Spin doctor: (informal) a person who provides a favourable slant to an item of news, potentially unpopular policy, etc, esp on behalf of a political personality or party (Collins English dictionary)
The phrase ‘spin doctor’ came into common usage during the 1980’s, and is derived from the term ‘spinning a yarn’. Because the phrase is recent one, there is a tendency to think of ‘spin’ – or media manipulation – as a twentieth century phenomenon, something conceived by Goebbels and refined with slightly less sinister purpose by Bill Clinton’s campaign advisers.
Nothing is further from the truth.
Ladies and gentlemen, I give you Queen Cleopatra, the Queen of Spin.
Here was a woman who understood that style meant more than substance. She practised media manipulation long before there was a media as we know it.
Although she was probably part Greek, part Syrian, she knew her power base lay in the chora, Egypt’s peasant heartland. So when Julius Caesar first helped her cement her authority in the country, the first thing she did was hit the campaign trail, sailing down the Nile so everyone could see her with her powerful backer.
What image did she show her new nation? She dressed as Isis, goddess of all Egypt, even to the finest detail. The subliminal message to everyone was clear; I may have powerful foreign backers, but I’m your queen, Everyman’s queen. In effect she nailed down the blue collar vote. She secured the heartlands and the priesthood as her power base, and never lost it.
Later in her reign, when she went to meet Anthony at Tarsus, she put on another show. Anthony had been hailed as the new Dionysios, a god in his own right. After Caesar’s death, she needed his support and his influence. She did not intend to seduce him with anything as unreliable as pillow talk. This was a man who could have any woman he wanted, and frequently did.
Instead she sailed into Tarsus in a galley with gold tipped oars, purple sails and servants dressed as nymphs hanging from the rigging. The sails had been impregnated with rich perfumes so that the wind announced her arrival long before she docked at the quay. Cleopatra herself sat on the deck under an elaborate canopy dressed once more as Isis, Queen of the Ocean, announcing with this astonishing spectacle to the whole Mediterranean world that she had come to meet Anthony not as a supplicant, but as fellow divinity. It worked. Anthony didn’t love her because she was base; he loved her because she had a power base. He returned with her to Alexandria and a deal was struck.

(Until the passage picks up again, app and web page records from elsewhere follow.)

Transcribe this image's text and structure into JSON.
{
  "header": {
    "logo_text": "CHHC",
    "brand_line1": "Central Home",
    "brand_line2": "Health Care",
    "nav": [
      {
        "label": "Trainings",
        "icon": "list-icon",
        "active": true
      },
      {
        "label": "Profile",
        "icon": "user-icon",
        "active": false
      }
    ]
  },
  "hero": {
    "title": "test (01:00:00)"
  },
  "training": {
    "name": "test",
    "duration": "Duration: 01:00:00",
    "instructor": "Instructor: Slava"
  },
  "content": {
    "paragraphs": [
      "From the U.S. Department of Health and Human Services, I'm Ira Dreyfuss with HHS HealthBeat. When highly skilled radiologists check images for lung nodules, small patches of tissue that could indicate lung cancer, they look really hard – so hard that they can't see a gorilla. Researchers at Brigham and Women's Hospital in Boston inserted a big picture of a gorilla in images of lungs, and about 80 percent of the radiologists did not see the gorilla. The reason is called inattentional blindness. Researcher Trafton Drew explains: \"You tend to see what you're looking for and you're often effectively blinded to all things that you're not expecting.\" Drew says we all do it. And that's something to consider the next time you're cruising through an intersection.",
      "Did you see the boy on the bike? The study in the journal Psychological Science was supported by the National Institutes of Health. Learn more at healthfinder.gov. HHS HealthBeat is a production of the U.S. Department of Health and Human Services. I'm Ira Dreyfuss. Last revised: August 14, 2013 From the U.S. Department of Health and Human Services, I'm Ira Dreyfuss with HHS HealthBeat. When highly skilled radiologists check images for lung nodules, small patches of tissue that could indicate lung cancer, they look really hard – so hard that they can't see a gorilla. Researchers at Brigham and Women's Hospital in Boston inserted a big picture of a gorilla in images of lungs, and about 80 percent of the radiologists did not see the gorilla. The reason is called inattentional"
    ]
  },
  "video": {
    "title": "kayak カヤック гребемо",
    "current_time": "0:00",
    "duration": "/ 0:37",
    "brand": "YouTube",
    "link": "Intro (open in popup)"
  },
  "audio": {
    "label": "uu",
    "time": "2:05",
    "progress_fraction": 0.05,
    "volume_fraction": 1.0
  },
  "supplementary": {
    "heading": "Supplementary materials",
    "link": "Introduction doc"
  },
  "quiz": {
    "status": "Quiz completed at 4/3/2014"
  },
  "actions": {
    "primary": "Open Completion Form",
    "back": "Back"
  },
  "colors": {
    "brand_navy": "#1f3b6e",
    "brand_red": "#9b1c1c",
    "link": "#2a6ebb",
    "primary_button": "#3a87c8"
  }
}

The facts of history intimate that yes, in the end, he loved her. Their story is a poignant one. But that wasn’t how it started.

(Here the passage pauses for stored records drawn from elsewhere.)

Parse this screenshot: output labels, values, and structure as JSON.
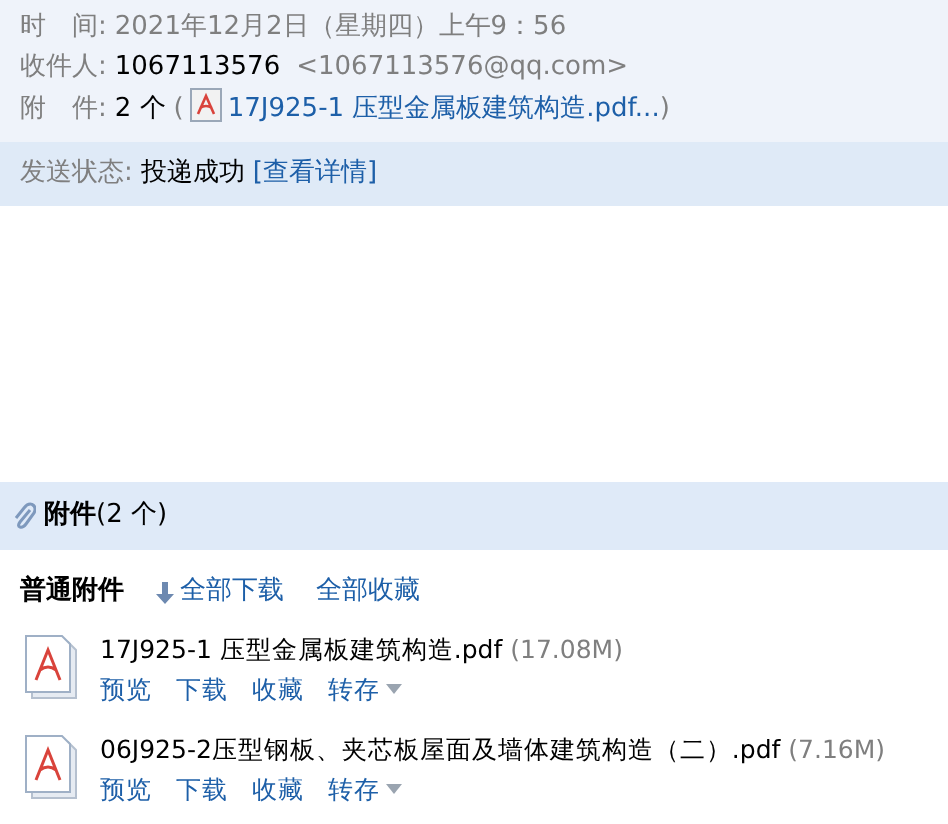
{
  "meta": {
    "time": {
      "label": "时　间:",
      "value": "2021年12月2日（星期四）上午9：56"
    },
    "recipient": {
      "label": "收件人:",
      "name": "1067113576",
      "address": "<1067113576@qq.com>"
    },
    "attachment": {
      "label": "附　件:",
      "count": "2 个",
      "open": "(",
      "file": "17J925-1 压型金属板建筑构造.pdf...",
      "close": ")"
    }
  },
  "status": {
    "label": "发送状态:",
    "value": "投递成功",
    "link": "[查看详情]"
  },
  "attachments_header": {
    "title": "附件",
    "count": "(2 个)"
  },
  "toolbar": {
    "label": "普通附件",
    "download_all": "全部下载",
    "save_all": "全部收藏"
  },
  "files": [
    {
      "name": "17J925-1 压型金属板建筑构造.pdf",
      "size": "(17.08M)",
      "actions": [
        {
          "label": "预览",
          "kind": "link"
        },
        {
          "label": "下载",
          "kind": "link"
        },
        {
          "label": "收藏",
          "kind": "link"
        },
        {
          "label": "转存",
          "kind": "menu"
        }
      ]
    },
    {
      "name": "06J925-2压型钢板、夹芯板屋面及墙体建筑构造（二）.pdf",
      "size": "(7.16M)",
      "actions": [
        {
          "label": "预览",
          "kind": "link"
        },
        {
          "label": "下载",
          "kind": "link"
        },
        {
          "label": "收藏",
          "kind": "link"
        },
        {
          "label": "转存",
          "kind": "menu"
        }
      ]
    }
  ]
}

It is ironic that such an astute political manipulator should have been ultimately portrayed by Shakespeare and Shaw and then Hollywood as the ultimate femme fatale, a byword for decadence. It’s like history remembering Hilary Clinton as Marilyn Monroe.

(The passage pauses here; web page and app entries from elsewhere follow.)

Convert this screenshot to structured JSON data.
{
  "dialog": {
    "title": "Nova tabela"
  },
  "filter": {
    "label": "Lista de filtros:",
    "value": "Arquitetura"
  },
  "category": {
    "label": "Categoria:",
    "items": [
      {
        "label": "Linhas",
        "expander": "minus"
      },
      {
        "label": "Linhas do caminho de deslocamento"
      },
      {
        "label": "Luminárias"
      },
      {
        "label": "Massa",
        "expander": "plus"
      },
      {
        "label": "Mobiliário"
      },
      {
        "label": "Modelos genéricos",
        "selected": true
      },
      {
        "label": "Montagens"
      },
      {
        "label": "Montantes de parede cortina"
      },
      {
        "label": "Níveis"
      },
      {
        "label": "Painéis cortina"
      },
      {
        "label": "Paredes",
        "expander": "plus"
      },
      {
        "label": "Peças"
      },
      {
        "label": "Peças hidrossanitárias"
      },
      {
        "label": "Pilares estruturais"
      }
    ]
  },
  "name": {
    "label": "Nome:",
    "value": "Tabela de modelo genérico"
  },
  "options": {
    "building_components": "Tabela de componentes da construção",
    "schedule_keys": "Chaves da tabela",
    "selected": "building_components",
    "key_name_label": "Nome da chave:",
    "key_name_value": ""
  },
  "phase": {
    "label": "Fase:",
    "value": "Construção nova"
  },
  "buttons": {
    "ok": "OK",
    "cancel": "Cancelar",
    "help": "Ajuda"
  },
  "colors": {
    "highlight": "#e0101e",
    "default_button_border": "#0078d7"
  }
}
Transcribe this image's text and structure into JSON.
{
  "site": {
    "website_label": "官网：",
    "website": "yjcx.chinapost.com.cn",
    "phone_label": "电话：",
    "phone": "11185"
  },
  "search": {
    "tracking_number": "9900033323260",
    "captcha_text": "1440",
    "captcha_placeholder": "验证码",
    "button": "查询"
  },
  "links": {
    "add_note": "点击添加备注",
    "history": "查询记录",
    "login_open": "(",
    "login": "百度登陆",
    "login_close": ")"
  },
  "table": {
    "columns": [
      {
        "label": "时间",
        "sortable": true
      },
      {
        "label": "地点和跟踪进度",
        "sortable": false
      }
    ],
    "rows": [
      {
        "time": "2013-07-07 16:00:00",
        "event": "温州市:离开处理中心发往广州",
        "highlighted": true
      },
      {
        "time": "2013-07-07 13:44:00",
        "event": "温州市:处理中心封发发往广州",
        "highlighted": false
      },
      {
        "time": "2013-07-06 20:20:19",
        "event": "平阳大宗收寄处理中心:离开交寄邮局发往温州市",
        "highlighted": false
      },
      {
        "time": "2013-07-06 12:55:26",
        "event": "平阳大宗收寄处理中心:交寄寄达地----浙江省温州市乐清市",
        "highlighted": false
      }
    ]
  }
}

Cleopatra didn’t die for love though Anthony died in her arms. She simply met her nemisis. The Roman emperor Augustus was just as astute at turning public opinion. He denounced her as a sultry temptress to the Roman senate, in order to turn the tables on Anthony, who was his rival for power in Rome. He ‘leaked’ rumours about her bathing in asses’ milk and having sex with her slaves in order to make Anthony look ridiculous. And it worked. It worked so well in fact that his propaganda still informs most popular opinion about her, even two thousand years later.
In the next few months the spin doctors will be hard at work in the US, as the Presidential race heats up. So when Romney dresses in his golden robes and Barack sails down the Nile try not to feel too jaded; remember it was all done before, long ago, by Cleopatra and Augustus.
They just did it without television.